Tuesday, 5 May 2015
Chimpanzees as Persons? Bizarre NYC Court Case
For several decades, animal rights activists have tried to do away with the distinction between humans and apes. Notwithstanding the genetic difference of roughly 30 per cent, they desire to elevate chimpanzees to personhood status.
Despite several attempts, they have failed. However, a recent campaign came closer to success than the previous ones. As reported by Nature news:
“A campaign by animal rights activists to establish the legal personhood of chimpanzees took a bizarre turn this week, when a New York judge inadvertently opened a constitutional can of worms only to clamp it shut a day later. On 20 April, New York Supreme Court Justice Barbara Jaffe signed an order forcing Stony Brook University to respond to claims by the Nonhuman Rights Project (NhRP) that two research chimpanzees, Hercules and Leo, were being unlawfully detained. The Coral Springs, Florida, organization declared victory, claiming that because such an order, termed a writ of habeas corpus, can only be granted to a person in New York state, the judge had implicitly determined that the chimps were legal persons.”

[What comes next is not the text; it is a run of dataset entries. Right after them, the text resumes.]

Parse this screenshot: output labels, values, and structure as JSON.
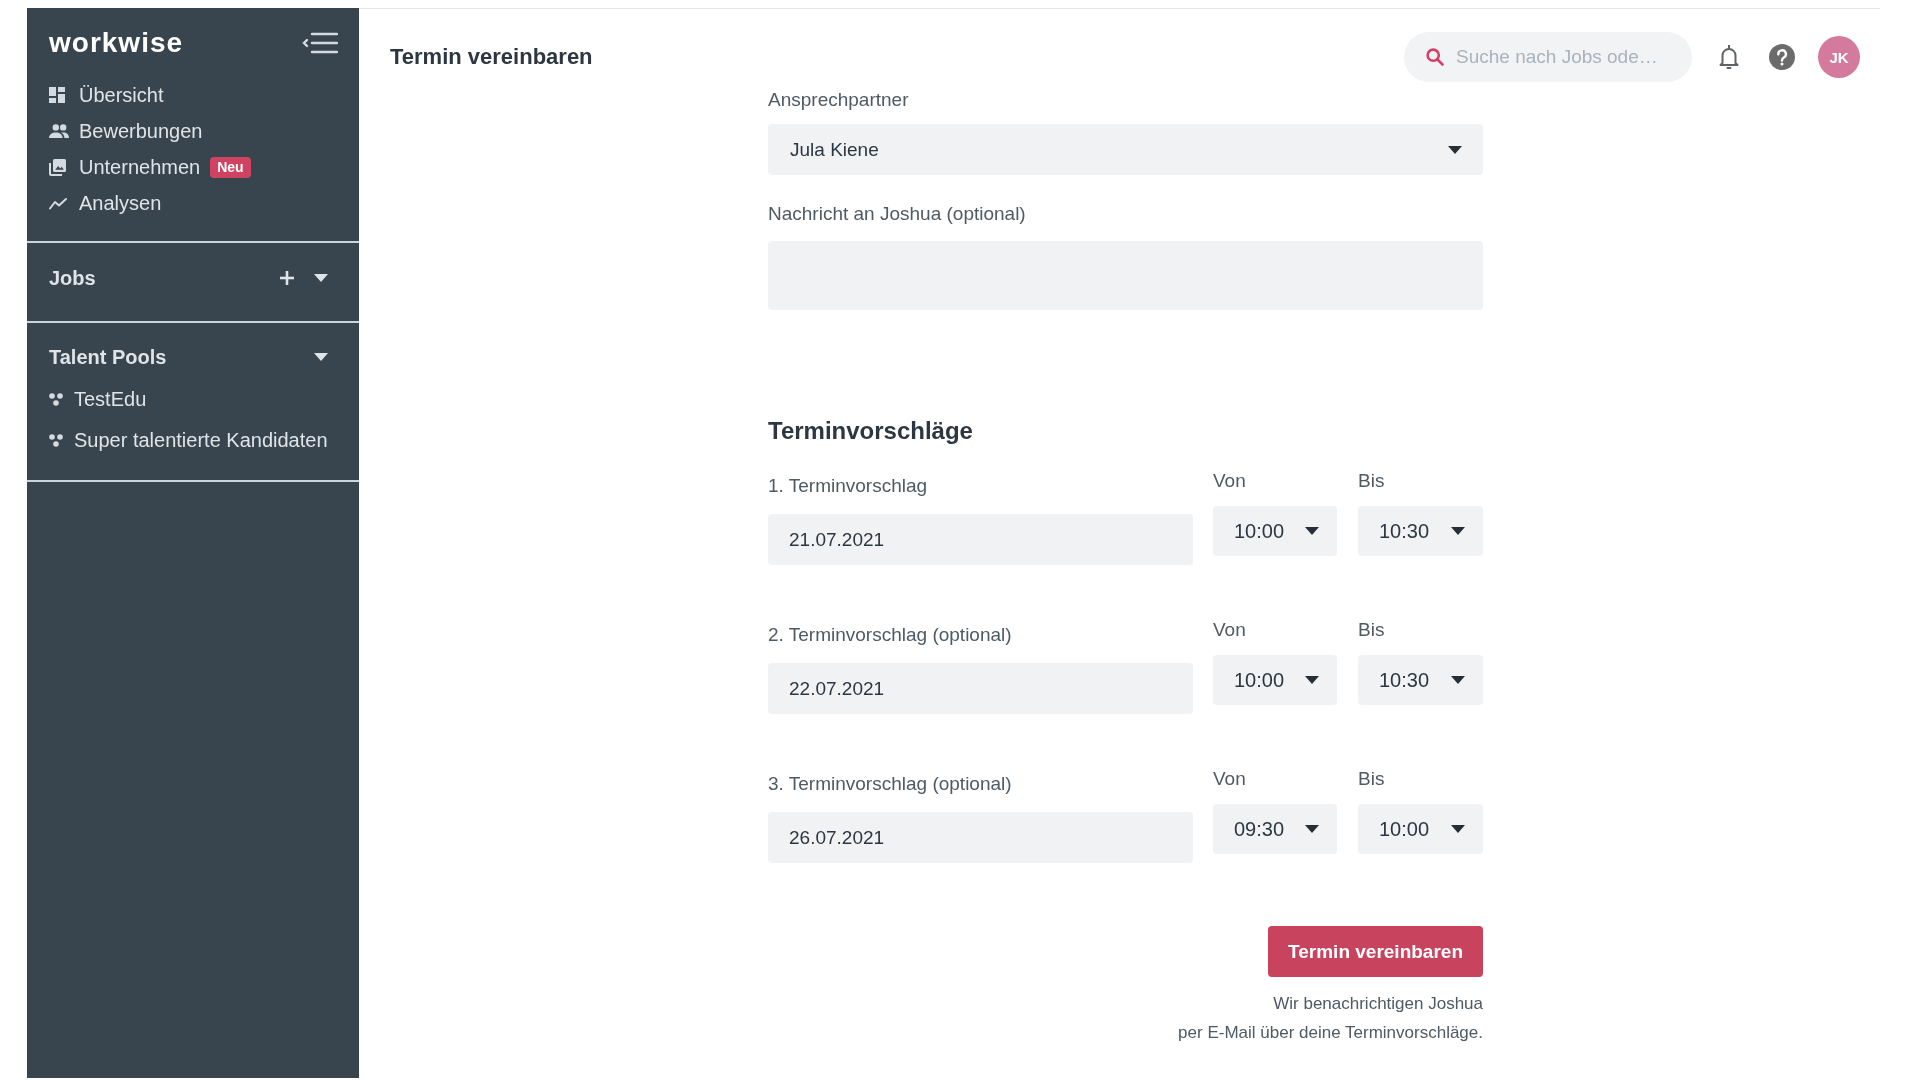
{
  "sidebar": {
    "logo": "workwise",
    "nav": [
      {
        "label": "Übersicht"
      },
      {
        "label": "Bewerbungen"
      },
      {
        "label": "Unternehmen",
        "badge": "Neu"
      },
      {
        "label": "Analysen"
      }
    ],
    "jobs": {
      "title": "Jobs"
    },
    "talent_pools": {
      "title": "Talent Pools",
      "items": [
        "TestEdu",
        "Super talentierte Kandidaten"
      ]
    }
  },
  "header": {
    "title": "Termin vereinbaren",
    "search": {
      "placeholder": "Suche nach Jobs ode…"
    },
    "avatar": "JK"
  },
  "form": {
    "contact": {
      "label": "Ansprechpartner",
      "value": "Jula Kiene"
    },
    "message": {
      "label": "Nachricht an Joshua (optional)"
    },
    "proposals": {
      "heading": "Terminvorschläge",
      "rows": [
        {
          "label": "1. Terminvorschlag",
          "date": "21.07.2021",
          "from": {
            "label": "Von",
            "value": "10:00"
          },
          "to": {
            "label": "Bis",
            "value": "10:30"
          }
        },
        {
          "label": "2. Terminvorschlag (optional)",
          "date": "22.07.2021",
          "from": {
            "label": "Von",
            "value": "10:00"
          },
          "to": {
            "label": "Bis",
            "value": "10:30"
          }
        },
        {
          "label": "3. Terminvorschlag (optional)",
          "date": "26.07.2021",
          "from": {
            "label": "Von",
            "value": "09:30"
          },
          "to": {
            "label": "Bis",
            "value": "10:00"
          }
        }
      ]
    },
    "submit": "Termin vereinbaren",
    "note": [
      "Wir benachrichtigen Joshua",
      "per E-Mail über deine Terminvorschläge."
    ]
  }
}
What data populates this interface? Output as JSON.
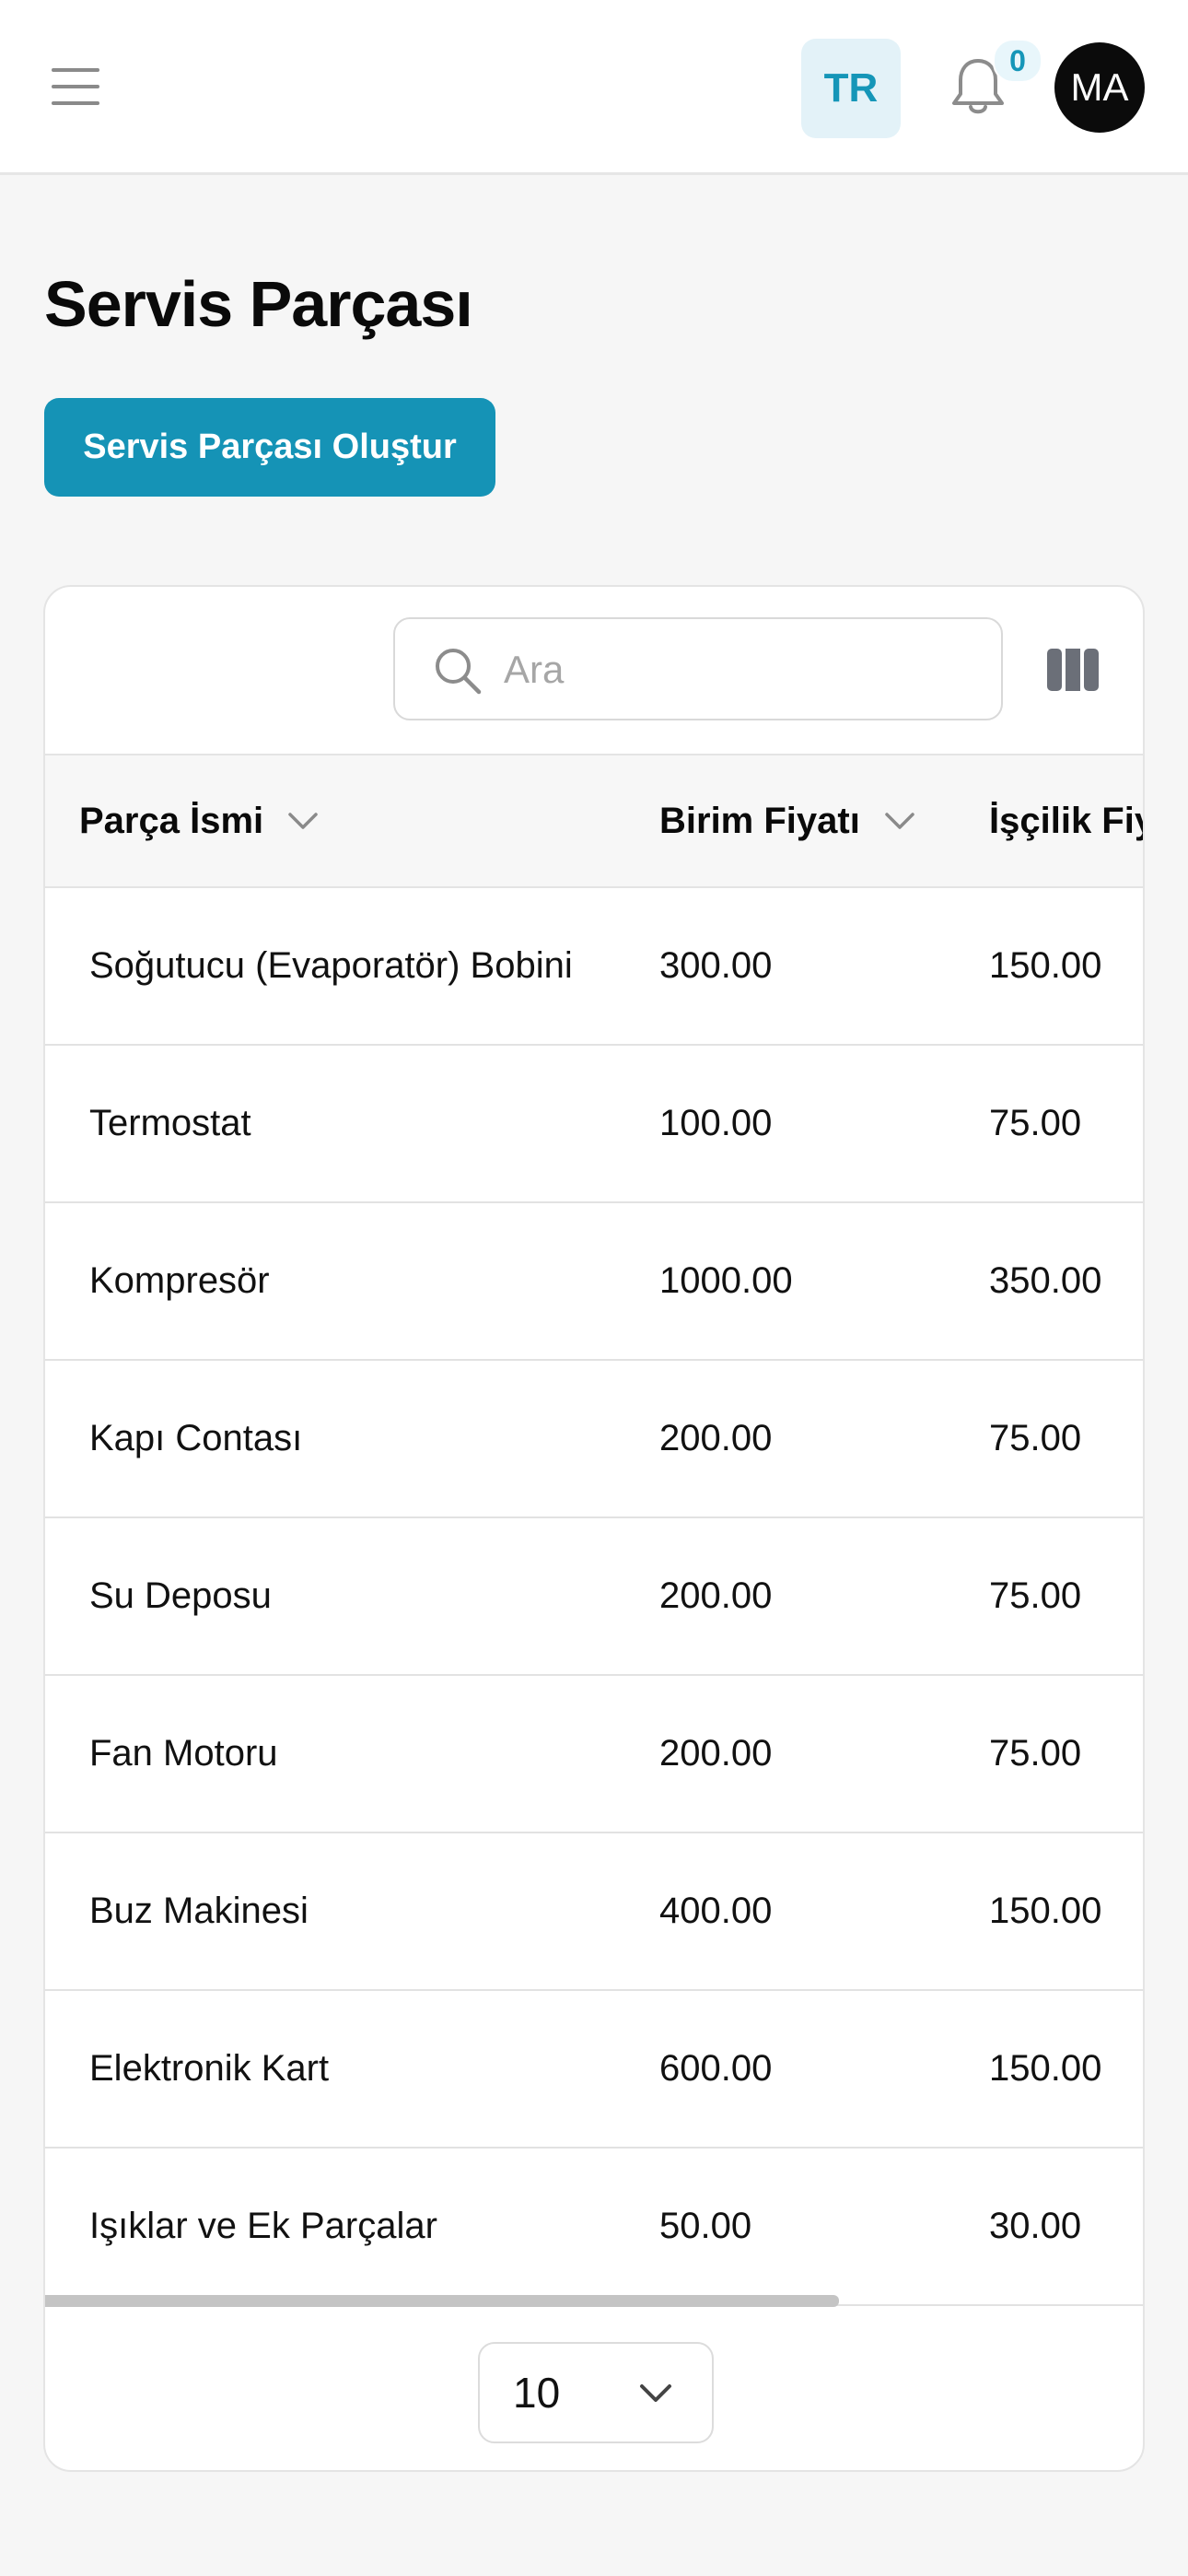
{
  "header": {
    "language": "TR",
    "notification_count": "0",
    "avatar_initials": "MA"
  },
  "page": {
    "title": "Servis Parçası",
    "create_button": "Servis Parçası Oluştur"
  },
  "search": {
    "placeholder": "Ara"
  },
  "table": {
    "columns": [
      "Parça İsmi",
      "Birim Fiyatı",
      "İşçilik Fiyatı"
    ],
    "rows": [
      [
        "Soğutucu (Evaporatör) Bobini",
        "300.00",
        "150.00"
      ],
      [
        "Termostat",
        "100.00",
        "75.00"
      ],
      [
        "Kompresör",
        "1000.00",
        "350.00"
      ],
      [
        "Kapı Contası",
        "200.00",
        "75.00"
      ],
      [
        "Su Deposu",
        "200.00",
        "75.00"
      ],
      [
        "Fan Motoru",
        "200.00",
        "75.00"
      ],
      [
        "Buz Makinesi",
        "400.00",
        "150.00"
      ],
      [
        "Elektronik Kart",
        "600.00",
        "150.00"
      ],
      [
        "Işıklar ve Ek Parçalar",
        "50.00",
        "30.00"
      ]
    ]
  },
  "pagination": {
    "page_size": "10"
  },
  "colors": {
    "accent": "#1593b6",
    "lang_bg": "#e3f2f8"
  }
}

With legal experts protesting, the judge changed her order, at least slightly:
“By that evening, Jaffe had amended the order, letting arguments on the chimps’ detainment go forward but explicitly scratching out the words WRIT OF HABEAS CORPUS at the top of the document.”
Habeas corpus is Latin for ‘You have the body.’ It is an old legal concept that was initially part of the Magna Charta (1215). It basically allows the court to ascertain whether a person has been imprisoned illegally.
Previous attempts at blurring the gap between humans and animals include the following:
· In January 2008 a chimpanzee named Matthew Hiasl Pan made headlines throughout the world as activists attempted to get the Austrian High Court to grant it the status of a person. The court refused to do so, however.
· In June 2008 the environmental committee of the Spanish parliament approved a resolution that called for the right to life and freedom for great apes.
· In early 2010, Thomas White, a professor of ethics at Loyola Marymount University in Los Angeles, caused a stir by suggesting that dolphins should be treated as ”non-human persons."
· In 2014, professor Peter Singer wanted to define chimpanzees as people.
These attempts stem from a desire to believe in Darwinian evolution, which has no special place for humans and (at least in its orthodox version) does not acknowledge creation or the Creator.
This view has insurmountable theological and scientific problems. It puts death before the Fall and cannot account for the origin of genetic information, which requires a Mind.
Borrell, Brendan. 2015. Chimpanzee ‘personhood’ case sows confusion. Nature news (22 April).